| Activity |
When a line in the entries below contains the word "DispatcherServletAutoConfiguration", copy that line.
==== Input material
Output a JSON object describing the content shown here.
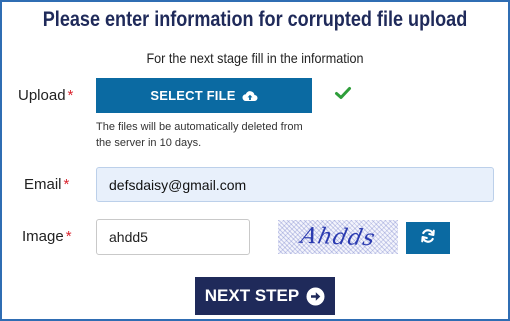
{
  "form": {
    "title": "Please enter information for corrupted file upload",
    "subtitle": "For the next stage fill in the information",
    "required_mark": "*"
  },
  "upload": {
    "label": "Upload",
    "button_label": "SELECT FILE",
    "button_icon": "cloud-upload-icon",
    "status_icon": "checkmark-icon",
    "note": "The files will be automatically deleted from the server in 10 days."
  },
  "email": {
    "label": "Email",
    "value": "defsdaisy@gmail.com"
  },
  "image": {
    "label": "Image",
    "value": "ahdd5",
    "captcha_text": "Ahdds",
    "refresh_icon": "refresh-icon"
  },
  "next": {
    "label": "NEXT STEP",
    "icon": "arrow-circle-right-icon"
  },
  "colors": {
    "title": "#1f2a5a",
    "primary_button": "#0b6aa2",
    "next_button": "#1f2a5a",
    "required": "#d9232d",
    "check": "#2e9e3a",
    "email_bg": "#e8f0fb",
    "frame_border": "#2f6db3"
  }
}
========
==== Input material
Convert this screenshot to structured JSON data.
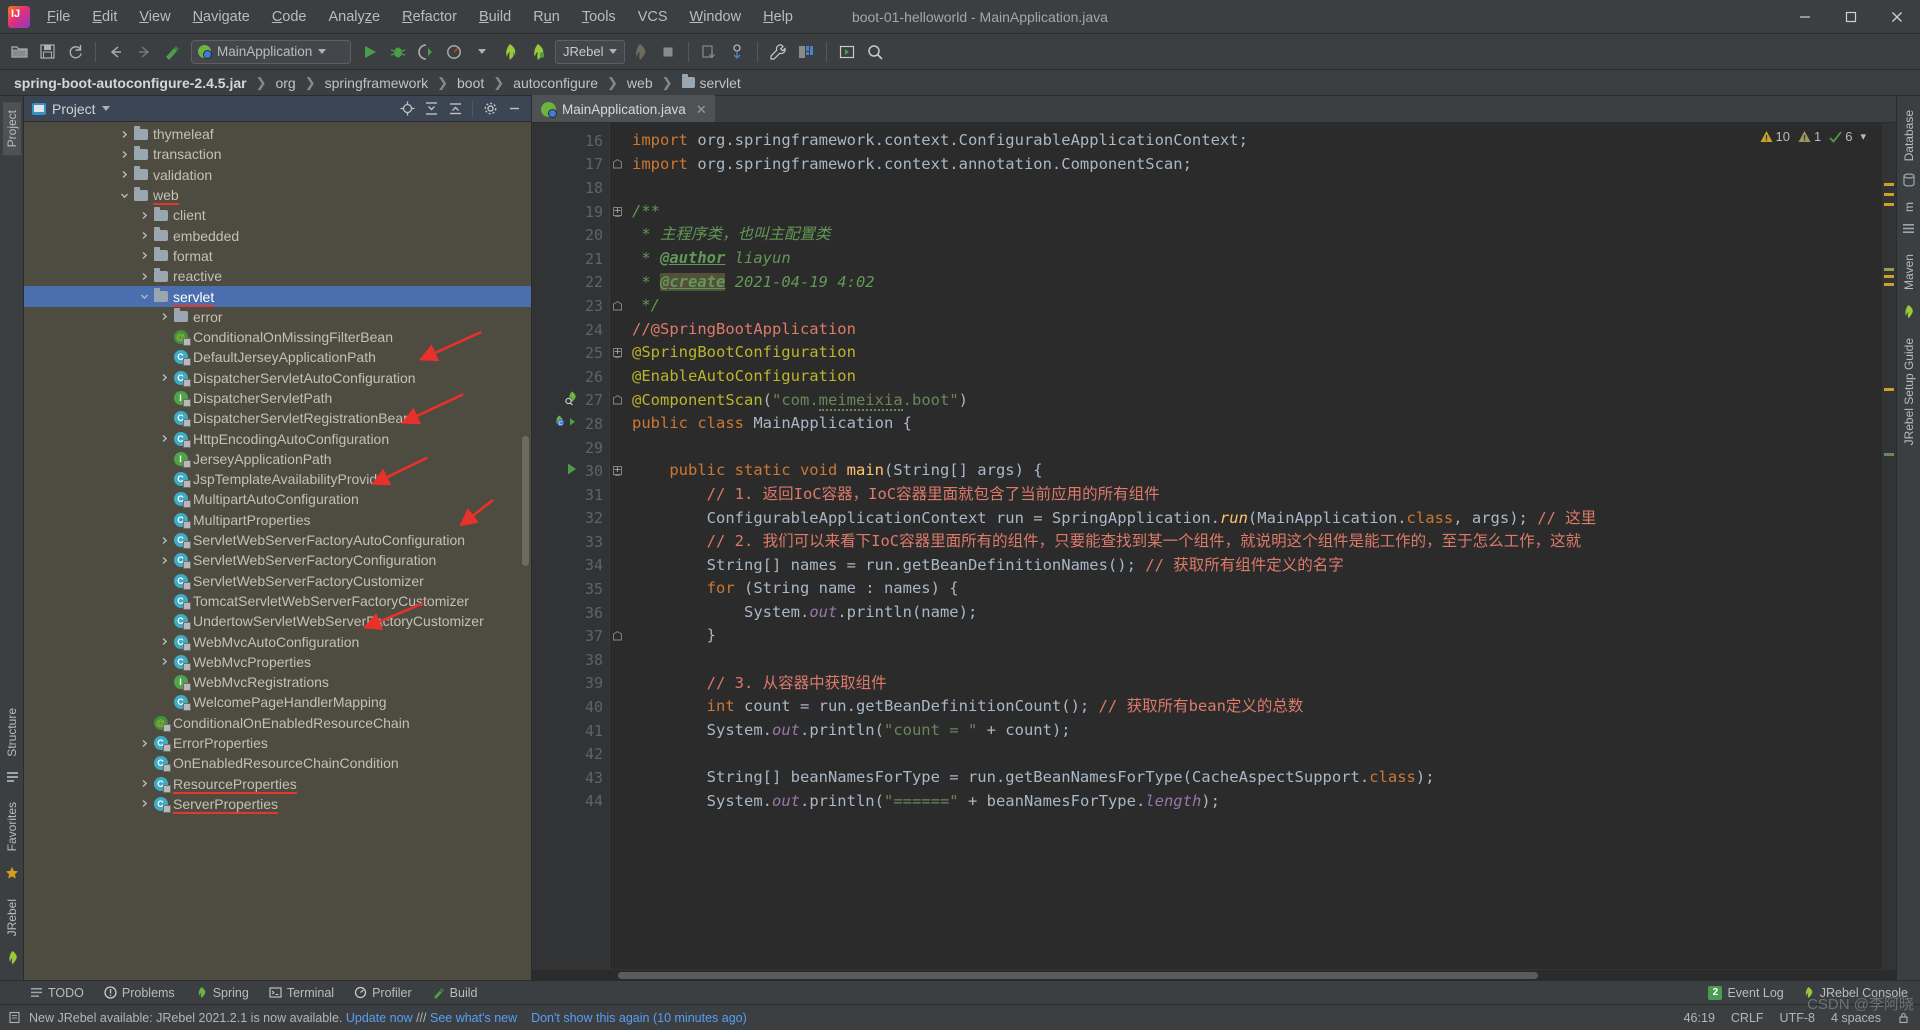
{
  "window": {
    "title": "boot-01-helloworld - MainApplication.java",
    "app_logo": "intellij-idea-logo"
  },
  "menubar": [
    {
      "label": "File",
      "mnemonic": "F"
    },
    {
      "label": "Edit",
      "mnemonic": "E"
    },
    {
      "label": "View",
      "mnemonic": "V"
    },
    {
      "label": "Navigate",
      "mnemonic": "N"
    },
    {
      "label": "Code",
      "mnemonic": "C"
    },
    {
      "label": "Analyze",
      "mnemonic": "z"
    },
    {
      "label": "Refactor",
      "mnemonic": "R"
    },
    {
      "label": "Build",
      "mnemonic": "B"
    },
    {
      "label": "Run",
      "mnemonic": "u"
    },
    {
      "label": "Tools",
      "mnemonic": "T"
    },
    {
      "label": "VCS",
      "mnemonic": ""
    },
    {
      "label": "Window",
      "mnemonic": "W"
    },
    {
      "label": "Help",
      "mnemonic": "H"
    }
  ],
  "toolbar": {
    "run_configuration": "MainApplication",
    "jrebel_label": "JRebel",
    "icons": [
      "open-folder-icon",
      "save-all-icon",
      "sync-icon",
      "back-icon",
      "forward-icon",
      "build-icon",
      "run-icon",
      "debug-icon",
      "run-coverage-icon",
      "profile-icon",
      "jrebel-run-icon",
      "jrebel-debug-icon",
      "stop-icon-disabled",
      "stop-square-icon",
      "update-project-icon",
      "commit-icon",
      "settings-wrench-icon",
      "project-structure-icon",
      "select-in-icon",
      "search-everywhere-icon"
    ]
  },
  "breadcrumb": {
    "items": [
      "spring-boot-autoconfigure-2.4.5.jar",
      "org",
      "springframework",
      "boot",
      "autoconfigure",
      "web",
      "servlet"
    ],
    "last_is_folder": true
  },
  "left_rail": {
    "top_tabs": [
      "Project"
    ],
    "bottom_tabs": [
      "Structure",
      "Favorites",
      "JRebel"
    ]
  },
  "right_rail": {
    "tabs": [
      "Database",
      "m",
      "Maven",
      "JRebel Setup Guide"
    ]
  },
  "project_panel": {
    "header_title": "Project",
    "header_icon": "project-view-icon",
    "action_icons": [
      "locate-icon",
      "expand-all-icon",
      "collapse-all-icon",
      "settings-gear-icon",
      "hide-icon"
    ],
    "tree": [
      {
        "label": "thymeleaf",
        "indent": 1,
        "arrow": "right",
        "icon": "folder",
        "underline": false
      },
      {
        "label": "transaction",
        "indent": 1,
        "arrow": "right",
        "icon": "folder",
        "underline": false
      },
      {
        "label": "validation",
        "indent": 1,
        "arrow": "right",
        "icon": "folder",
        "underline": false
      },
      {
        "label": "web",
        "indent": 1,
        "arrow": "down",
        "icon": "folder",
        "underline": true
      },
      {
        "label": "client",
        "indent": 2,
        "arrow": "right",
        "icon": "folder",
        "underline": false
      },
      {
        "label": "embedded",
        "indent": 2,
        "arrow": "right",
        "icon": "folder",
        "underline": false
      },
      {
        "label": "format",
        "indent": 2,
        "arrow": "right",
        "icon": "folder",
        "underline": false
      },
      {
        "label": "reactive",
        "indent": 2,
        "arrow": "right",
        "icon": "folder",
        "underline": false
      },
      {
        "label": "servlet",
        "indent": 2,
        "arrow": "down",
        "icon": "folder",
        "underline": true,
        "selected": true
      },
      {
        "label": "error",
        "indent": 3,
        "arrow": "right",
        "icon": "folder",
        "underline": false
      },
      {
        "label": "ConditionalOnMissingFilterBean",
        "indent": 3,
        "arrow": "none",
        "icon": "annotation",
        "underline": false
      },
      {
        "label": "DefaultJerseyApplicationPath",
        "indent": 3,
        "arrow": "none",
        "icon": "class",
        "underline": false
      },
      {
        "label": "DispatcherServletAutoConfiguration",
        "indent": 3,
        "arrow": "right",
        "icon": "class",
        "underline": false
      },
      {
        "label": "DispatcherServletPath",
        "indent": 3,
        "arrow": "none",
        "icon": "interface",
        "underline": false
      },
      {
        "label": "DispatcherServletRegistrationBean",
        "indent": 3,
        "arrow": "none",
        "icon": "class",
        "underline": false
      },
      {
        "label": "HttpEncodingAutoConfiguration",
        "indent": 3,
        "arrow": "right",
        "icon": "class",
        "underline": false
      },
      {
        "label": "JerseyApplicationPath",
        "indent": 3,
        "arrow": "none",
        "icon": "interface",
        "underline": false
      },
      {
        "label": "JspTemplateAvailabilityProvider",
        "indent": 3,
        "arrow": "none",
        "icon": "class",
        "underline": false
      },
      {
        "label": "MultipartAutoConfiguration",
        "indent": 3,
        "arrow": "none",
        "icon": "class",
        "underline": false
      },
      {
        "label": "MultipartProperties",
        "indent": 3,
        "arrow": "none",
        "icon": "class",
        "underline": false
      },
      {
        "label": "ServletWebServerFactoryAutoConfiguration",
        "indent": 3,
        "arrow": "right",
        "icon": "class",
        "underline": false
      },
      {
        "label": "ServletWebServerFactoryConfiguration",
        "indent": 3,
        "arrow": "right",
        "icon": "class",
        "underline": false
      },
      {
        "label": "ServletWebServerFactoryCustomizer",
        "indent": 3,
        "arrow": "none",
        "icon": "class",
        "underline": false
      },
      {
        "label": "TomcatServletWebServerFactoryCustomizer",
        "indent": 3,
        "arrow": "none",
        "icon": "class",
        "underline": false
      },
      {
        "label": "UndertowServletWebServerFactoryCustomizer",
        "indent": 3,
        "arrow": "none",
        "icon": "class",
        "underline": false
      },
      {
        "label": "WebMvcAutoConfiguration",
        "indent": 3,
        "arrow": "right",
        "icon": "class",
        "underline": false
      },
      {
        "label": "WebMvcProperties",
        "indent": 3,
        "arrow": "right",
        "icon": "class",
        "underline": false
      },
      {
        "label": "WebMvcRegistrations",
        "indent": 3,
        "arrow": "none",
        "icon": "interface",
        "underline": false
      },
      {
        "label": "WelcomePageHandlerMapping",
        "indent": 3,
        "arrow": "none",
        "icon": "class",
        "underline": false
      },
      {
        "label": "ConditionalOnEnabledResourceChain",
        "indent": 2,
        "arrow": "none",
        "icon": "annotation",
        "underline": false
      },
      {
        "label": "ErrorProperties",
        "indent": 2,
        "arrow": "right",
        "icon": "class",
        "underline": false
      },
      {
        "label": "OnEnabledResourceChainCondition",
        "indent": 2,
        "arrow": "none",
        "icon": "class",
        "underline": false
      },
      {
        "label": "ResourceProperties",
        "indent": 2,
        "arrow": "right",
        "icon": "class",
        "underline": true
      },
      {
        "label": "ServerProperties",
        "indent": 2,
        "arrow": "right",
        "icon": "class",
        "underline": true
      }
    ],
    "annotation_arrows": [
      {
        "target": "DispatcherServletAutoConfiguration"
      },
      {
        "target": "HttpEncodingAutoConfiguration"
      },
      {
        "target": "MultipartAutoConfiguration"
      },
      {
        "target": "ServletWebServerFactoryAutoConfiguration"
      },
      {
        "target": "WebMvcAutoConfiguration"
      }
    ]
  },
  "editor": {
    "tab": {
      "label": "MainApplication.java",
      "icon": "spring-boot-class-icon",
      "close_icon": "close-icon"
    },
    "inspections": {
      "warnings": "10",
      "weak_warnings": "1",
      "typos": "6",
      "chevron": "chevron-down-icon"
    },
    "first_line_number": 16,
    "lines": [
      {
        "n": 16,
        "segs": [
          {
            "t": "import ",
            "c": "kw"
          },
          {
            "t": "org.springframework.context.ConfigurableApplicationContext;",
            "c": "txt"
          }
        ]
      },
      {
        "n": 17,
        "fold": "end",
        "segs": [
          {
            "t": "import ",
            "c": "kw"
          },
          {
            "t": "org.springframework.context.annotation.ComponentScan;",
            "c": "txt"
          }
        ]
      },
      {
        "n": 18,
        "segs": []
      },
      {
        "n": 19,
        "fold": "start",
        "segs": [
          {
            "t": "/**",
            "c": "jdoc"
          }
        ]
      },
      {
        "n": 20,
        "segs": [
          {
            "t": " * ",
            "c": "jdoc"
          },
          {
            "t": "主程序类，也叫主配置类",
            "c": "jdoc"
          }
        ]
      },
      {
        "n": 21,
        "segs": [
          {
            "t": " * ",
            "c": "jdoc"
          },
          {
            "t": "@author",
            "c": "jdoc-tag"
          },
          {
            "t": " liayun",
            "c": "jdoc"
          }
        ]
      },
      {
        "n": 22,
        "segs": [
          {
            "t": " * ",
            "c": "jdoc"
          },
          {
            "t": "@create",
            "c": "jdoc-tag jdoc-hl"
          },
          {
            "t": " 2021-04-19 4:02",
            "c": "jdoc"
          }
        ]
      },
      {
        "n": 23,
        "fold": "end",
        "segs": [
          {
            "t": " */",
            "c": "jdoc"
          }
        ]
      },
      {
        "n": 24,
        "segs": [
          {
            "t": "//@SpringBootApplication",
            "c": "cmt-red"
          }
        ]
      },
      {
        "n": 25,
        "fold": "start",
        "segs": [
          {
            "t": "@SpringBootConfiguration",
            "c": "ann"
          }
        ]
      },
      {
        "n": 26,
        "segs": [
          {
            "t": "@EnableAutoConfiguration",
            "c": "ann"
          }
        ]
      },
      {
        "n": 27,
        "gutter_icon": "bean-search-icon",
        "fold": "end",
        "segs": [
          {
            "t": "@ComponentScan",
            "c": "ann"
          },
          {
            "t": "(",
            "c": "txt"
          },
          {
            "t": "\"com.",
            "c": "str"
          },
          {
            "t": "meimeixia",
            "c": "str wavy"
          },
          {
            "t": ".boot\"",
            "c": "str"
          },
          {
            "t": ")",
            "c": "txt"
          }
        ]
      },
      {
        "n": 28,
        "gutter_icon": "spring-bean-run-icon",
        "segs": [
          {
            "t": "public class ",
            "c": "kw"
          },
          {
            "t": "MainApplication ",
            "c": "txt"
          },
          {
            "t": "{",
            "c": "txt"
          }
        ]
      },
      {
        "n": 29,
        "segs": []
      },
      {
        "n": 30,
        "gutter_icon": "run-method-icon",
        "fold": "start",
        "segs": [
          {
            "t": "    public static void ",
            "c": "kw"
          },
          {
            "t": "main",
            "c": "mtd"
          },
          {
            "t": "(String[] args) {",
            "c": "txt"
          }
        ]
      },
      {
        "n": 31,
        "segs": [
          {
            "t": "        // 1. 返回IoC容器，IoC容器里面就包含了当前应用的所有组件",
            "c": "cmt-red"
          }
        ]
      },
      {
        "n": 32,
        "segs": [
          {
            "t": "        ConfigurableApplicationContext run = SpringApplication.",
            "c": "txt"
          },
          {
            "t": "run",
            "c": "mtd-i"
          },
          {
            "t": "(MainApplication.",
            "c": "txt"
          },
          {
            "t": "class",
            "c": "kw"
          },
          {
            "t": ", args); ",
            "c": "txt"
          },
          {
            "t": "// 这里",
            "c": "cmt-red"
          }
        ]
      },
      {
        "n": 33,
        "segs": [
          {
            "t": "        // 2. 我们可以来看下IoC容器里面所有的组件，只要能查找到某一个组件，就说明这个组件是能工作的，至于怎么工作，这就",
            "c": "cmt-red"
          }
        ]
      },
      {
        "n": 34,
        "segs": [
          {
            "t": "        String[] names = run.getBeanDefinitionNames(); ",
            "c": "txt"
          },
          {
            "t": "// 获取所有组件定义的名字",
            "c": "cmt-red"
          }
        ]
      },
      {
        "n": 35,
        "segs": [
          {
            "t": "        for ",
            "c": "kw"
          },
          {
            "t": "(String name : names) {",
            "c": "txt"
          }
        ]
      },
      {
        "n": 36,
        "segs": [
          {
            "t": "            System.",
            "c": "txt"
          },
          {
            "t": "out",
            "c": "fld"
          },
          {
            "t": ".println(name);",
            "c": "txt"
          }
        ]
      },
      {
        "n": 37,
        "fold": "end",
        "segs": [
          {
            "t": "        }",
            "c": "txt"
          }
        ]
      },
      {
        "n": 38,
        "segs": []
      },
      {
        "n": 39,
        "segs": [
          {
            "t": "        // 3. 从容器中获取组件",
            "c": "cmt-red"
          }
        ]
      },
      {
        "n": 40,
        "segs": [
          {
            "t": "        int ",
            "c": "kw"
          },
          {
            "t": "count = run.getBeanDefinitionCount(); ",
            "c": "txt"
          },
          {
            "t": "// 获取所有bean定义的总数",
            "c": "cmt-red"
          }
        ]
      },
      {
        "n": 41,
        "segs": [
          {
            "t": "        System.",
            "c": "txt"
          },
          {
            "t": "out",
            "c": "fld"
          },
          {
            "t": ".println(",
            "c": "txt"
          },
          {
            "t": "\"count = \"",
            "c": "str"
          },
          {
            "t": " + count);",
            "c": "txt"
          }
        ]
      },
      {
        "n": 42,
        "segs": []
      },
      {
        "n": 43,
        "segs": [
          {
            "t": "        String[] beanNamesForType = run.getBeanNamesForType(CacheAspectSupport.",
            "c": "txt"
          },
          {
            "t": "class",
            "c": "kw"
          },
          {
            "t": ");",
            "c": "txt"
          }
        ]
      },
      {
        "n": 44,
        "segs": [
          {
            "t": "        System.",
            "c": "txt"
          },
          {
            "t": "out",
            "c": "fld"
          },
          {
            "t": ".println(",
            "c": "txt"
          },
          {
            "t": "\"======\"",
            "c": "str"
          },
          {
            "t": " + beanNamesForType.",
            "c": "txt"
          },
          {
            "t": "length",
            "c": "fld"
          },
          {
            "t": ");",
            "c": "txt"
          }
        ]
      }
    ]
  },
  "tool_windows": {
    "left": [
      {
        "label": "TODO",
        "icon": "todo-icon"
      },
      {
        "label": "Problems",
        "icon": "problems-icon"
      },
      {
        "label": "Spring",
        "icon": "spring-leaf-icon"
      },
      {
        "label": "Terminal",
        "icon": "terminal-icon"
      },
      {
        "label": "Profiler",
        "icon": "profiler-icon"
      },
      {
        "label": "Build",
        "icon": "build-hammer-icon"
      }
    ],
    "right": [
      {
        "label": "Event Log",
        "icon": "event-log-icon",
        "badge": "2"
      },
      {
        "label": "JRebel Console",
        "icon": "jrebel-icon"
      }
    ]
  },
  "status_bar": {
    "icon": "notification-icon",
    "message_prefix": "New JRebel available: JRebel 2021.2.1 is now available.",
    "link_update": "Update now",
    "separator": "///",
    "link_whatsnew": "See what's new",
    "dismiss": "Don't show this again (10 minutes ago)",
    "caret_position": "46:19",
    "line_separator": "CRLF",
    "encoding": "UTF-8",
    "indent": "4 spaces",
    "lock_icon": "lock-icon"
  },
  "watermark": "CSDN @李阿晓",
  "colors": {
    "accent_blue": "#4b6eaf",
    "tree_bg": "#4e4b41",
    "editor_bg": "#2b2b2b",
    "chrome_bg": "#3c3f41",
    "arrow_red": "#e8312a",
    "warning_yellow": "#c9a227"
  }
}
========
| Result |
        "label": "DispatcherServletAutoConfiguration",
        "target": "DispatcherServletAutoConfiguration"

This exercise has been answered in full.